Ruscoe said: "EFSA’s conclusions were based on studies, already comprehensively reviewed by EU regulators, which considered risk as well as intrinsic hazard. The IARC assessment only considered hazard, not risk. In addition, their main cancer link to glyphosate are controversial studies on non-Hodgkin lymphoma – which diagnosis is no longer used because it is too imprecise. Over 60 good genotoxicity studies on glyphosate show no evidence of harm from any likely human exposure."
Equally importantly, the WHO Joint Meeting of Pesticides Residues (JMPR) committee, which provides definitive ruling on safe limits of pesticide residues, has pronounced that glyphosate residues do not pose a risk to consumers. "The Green Alliance just focuses on those results which suit their purpose," said Ruscoe.
The Alliance also attacks glyphosate as an "antibiotic", deleterious to soil humus and to mycorrhizae. "Studies with glyphosate on earthworms, arthropods, and microbial soil nitrogen transformation show no effect from the highest rate used," said Ruscoe. "I have asked to see the science on which these assertions of environmental harm (and others on the Alliance’s website) are based."
BCPC also challenges the Greens’ opposition to GM (and associated) technologies. The recent US Academy of Sciences, Engineering and Medicine report, covering 900 studies over three decades, found no evidence of adverse effects of GM foods on human health or the environment. "Given this report, I would like to know how the Alliance can continue to justify its ideological opposition to genetic modification of crops," said Ruscoe.

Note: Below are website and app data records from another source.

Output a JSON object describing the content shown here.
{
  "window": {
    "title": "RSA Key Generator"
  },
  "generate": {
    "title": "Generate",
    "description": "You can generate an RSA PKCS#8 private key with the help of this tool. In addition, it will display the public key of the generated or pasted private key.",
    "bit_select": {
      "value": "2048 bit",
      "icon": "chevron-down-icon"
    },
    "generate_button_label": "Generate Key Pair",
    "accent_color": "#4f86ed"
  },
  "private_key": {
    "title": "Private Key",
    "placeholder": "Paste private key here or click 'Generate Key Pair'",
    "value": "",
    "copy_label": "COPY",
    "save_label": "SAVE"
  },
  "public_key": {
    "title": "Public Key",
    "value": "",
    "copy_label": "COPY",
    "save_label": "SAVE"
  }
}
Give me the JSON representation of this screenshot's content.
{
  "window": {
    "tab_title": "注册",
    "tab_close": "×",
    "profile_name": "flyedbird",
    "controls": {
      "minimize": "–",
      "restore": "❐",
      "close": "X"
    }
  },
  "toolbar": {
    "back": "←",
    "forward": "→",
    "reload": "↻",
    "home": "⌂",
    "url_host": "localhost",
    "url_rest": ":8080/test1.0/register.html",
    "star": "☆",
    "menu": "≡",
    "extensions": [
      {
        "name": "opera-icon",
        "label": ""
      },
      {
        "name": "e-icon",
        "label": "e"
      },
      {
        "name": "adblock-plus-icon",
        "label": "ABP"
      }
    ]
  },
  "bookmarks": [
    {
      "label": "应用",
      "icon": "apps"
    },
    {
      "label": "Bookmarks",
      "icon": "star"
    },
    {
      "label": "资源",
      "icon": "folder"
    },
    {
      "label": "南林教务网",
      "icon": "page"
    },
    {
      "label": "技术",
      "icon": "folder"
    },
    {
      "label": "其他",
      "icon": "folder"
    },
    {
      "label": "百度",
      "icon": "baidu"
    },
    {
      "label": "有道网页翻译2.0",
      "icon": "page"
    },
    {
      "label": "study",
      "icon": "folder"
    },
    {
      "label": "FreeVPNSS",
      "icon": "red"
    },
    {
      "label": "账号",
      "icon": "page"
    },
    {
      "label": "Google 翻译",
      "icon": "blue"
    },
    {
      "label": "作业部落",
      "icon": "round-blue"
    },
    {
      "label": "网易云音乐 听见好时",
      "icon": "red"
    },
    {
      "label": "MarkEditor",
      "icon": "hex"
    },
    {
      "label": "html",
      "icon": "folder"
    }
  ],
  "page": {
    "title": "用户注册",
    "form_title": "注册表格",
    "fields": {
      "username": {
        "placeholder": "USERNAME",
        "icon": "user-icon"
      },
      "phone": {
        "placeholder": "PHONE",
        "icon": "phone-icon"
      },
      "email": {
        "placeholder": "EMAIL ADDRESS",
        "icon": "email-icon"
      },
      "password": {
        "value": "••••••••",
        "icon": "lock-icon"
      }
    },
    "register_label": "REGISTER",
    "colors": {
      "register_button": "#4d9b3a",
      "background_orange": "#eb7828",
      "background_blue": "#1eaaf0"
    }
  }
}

Finally, BCPC’s letter points out that by invoking the "Precautionary Principle" to counter technologies showing any hazard, despite the evidence of safety from scientific risk-assessment, the Alliance attacks tools essential to feeding rising global populations. It states that it is paradoxical that the Alliance attacks intensive farming, which results in less land being converted to food production, and so actually supports the Greens’ agenda to preserve the world’s natural environment."Such abuse of the "Precautionary Principle" is stultifying progress in a range of innovation-based industries, not just agriculture, and making EU growth in prosperity and employment fall further behind that of other trading blocs – which the EU was set up to compete with," said Ruscoe.